Viewpoint: MP, State Assemblyman prevented from entering Deepavali bazaar
First Published: 3:11pm, Nov 04, 2013
Last Updated: 3:11pm, Nov 04, 2013
ON the eve of Deepavali (Nov 1), Kluang MP Liew Chin Tong; State Assemblyman for Mengkibol, Tan Hong Pin and I, along with several others decided to take a stroll along Jalan Station, Kluang to see the stalls set up to peddle Deepavali wares.
At the entrance of the row of stalls, a group of men holding out to be MIC officials stopped Chin Tong and Hong Pin from entering on the ground that they had organised the stalls and that they, as the purported organisers, were not given notice of Chin Tong and Hong Pin arriving there.

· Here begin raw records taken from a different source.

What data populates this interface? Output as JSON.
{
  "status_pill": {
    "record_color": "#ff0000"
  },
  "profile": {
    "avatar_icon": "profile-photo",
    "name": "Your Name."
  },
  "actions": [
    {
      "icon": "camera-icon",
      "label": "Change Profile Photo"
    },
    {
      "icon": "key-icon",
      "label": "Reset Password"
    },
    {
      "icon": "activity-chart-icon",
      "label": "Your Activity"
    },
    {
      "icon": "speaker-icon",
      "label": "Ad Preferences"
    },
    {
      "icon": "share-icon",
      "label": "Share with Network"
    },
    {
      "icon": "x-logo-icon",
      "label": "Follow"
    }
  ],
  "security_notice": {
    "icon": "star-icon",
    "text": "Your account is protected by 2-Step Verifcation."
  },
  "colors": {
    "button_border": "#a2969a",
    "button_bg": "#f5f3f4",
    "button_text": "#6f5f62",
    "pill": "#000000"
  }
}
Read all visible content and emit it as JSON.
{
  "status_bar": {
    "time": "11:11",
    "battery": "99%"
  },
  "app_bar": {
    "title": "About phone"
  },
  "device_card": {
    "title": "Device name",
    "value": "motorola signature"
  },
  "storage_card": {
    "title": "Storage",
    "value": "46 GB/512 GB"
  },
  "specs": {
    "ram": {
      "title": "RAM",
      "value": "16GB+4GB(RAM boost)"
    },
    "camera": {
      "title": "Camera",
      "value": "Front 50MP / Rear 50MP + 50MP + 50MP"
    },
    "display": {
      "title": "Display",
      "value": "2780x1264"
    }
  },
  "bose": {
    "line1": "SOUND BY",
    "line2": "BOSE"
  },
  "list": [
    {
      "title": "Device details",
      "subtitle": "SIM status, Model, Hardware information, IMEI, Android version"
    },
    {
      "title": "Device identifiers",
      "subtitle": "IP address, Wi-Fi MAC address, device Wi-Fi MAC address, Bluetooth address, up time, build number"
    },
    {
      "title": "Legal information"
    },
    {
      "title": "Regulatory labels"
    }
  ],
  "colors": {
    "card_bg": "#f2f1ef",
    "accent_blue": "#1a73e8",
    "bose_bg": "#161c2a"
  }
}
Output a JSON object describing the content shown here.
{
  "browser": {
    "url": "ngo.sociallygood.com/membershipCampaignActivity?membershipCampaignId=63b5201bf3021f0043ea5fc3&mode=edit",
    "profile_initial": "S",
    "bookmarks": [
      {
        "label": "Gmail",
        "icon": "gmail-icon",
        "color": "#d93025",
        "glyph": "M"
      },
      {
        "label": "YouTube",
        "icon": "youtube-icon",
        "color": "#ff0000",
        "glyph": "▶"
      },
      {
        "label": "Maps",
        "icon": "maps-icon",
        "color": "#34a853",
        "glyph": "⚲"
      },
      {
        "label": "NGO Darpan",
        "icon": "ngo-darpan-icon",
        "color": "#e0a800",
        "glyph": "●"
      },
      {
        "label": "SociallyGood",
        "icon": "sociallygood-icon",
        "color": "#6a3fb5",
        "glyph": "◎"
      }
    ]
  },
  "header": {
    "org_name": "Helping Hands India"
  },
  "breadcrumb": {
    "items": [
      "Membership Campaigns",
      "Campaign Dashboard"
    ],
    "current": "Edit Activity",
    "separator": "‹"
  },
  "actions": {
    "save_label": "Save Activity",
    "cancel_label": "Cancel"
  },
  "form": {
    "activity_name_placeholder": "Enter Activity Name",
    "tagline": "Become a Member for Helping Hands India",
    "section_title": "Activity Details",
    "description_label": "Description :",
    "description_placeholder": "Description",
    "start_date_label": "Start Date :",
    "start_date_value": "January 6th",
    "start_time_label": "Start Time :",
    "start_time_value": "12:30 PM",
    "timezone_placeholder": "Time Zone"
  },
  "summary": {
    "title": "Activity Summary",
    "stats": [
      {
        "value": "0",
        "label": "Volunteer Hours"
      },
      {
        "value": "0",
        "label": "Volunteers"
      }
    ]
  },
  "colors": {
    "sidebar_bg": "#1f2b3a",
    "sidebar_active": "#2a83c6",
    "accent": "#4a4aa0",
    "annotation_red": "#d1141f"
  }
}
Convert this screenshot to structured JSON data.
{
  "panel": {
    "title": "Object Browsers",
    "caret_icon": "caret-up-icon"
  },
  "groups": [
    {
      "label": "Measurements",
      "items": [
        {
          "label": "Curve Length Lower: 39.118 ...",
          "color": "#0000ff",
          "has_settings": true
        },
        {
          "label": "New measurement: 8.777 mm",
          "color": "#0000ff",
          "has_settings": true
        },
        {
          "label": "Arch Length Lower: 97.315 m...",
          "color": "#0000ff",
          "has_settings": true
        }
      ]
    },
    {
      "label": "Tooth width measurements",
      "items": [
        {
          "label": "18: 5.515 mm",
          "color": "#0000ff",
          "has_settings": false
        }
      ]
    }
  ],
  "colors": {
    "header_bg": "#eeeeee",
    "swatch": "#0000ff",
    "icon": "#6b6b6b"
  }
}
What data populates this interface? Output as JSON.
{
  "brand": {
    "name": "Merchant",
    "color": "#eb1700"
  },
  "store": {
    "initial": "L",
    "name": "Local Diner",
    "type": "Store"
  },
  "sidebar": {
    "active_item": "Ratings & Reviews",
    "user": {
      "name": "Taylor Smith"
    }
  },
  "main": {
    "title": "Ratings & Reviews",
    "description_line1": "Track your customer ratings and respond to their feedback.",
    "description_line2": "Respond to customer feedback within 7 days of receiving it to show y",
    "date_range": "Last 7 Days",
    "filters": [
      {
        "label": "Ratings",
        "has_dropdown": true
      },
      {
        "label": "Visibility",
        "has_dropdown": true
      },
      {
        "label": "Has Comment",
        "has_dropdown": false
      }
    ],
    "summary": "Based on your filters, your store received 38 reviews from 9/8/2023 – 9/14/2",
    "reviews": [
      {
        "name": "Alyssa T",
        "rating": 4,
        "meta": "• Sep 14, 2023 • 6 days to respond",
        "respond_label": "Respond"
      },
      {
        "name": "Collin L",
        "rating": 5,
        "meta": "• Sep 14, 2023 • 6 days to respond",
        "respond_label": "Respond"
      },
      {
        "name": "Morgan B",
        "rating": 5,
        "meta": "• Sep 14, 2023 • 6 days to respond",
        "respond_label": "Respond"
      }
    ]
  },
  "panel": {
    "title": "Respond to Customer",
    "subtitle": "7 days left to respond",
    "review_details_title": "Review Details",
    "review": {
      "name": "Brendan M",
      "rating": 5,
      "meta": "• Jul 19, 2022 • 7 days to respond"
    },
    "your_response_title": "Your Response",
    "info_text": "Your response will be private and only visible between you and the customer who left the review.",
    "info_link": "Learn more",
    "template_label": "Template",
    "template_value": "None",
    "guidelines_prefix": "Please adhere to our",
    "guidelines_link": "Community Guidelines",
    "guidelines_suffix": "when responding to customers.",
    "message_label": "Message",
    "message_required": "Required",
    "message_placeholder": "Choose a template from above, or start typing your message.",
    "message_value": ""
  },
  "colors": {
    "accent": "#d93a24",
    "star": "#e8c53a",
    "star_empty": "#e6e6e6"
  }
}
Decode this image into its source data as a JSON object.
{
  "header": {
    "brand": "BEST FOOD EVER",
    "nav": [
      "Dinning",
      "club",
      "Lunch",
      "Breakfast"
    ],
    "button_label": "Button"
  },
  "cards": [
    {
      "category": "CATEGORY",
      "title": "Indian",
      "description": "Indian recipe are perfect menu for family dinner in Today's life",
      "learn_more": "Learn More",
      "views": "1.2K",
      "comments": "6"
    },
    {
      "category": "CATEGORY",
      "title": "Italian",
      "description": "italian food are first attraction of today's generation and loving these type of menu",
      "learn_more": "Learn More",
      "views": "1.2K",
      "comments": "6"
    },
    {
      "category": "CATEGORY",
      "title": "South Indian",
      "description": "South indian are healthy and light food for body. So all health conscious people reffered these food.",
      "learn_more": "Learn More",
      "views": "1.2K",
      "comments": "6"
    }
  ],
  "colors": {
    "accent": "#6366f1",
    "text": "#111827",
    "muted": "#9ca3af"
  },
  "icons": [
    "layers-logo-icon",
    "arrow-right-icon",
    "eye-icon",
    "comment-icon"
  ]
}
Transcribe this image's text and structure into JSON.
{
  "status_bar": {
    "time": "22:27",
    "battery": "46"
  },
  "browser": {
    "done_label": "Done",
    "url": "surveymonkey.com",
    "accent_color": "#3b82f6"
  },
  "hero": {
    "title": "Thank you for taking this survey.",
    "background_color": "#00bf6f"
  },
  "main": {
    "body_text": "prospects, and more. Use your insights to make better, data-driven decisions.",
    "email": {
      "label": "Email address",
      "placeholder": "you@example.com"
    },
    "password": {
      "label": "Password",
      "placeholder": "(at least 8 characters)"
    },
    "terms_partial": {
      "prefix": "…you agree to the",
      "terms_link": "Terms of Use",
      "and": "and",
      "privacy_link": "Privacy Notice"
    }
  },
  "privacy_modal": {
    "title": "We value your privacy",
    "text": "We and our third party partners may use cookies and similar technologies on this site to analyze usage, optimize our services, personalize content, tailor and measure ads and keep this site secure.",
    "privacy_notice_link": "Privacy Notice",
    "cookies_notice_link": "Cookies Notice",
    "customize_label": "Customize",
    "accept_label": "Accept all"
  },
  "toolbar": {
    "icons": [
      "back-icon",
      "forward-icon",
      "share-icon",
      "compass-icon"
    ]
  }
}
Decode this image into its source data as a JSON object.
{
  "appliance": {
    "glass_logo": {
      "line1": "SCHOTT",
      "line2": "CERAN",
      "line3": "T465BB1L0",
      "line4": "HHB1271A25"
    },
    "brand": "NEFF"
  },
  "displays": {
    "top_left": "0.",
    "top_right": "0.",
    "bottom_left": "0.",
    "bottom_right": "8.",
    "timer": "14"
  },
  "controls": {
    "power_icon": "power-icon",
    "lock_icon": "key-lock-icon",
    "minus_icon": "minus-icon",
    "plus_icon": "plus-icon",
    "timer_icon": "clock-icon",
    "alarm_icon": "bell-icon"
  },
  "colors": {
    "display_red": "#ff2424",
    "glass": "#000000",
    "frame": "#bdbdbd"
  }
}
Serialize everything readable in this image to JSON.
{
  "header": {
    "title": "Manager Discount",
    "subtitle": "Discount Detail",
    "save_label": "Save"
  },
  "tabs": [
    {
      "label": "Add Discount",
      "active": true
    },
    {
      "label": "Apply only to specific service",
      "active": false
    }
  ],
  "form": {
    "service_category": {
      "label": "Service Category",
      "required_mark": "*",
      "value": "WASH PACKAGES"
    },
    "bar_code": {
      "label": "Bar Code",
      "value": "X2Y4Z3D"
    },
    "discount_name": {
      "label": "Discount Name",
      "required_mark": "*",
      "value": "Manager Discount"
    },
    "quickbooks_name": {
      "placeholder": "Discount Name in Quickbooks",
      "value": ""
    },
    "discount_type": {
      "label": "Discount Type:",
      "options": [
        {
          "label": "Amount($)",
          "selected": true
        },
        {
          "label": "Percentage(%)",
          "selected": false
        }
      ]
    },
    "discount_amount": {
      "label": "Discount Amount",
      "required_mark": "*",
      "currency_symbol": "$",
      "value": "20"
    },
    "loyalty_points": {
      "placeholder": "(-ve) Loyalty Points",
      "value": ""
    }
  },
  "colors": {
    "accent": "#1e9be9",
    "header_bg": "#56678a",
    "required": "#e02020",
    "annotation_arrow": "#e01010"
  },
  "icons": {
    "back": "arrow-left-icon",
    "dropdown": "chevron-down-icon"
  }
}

Chin Tong politely pointed out that it was a public road and he could walk. The men refused to yield and spoke aggressively whilst claiming that it was an MIC organised event.
I did inform them that Chin Tong and Hong Pin were coming with me to which they said I could enter but not Chin Tong, Hong Pin and friends. Shortly after this, one Raman who claimed to be the divisional chairman of MIC started talking aggressively.
While Raman was talking aggressively, another person amongst them shouted at the photographer in the national language to stop taking photographs (jangan ambil gambar).
Their behavior in stopping Chin Tong and Hong Pin from Jalan Station was the most unIndian and unMalaysian attitude.
You never chase even your worst enemy away from your home should they visit you on an auspicious day like Deepavali. Jalan Station is not the exclusive property or MIC and neither was there signage restricting entry to MIC members only.
In a festive season, more so in Malaysia, the behavior of those who barricaded the road to prevent a Member of Parliament and State Assemblyman from entering was despicable and not within the Malaysian spirit for Deepavali.
As an Malaysian of Indian origin, I am ashamed that some fellow Malaysians had behaved in such a despicable manner that Friday evening.
K Siladass is a a Kluang resident and a lawyer. He was DAP's Johor State Secretary in the 1960s.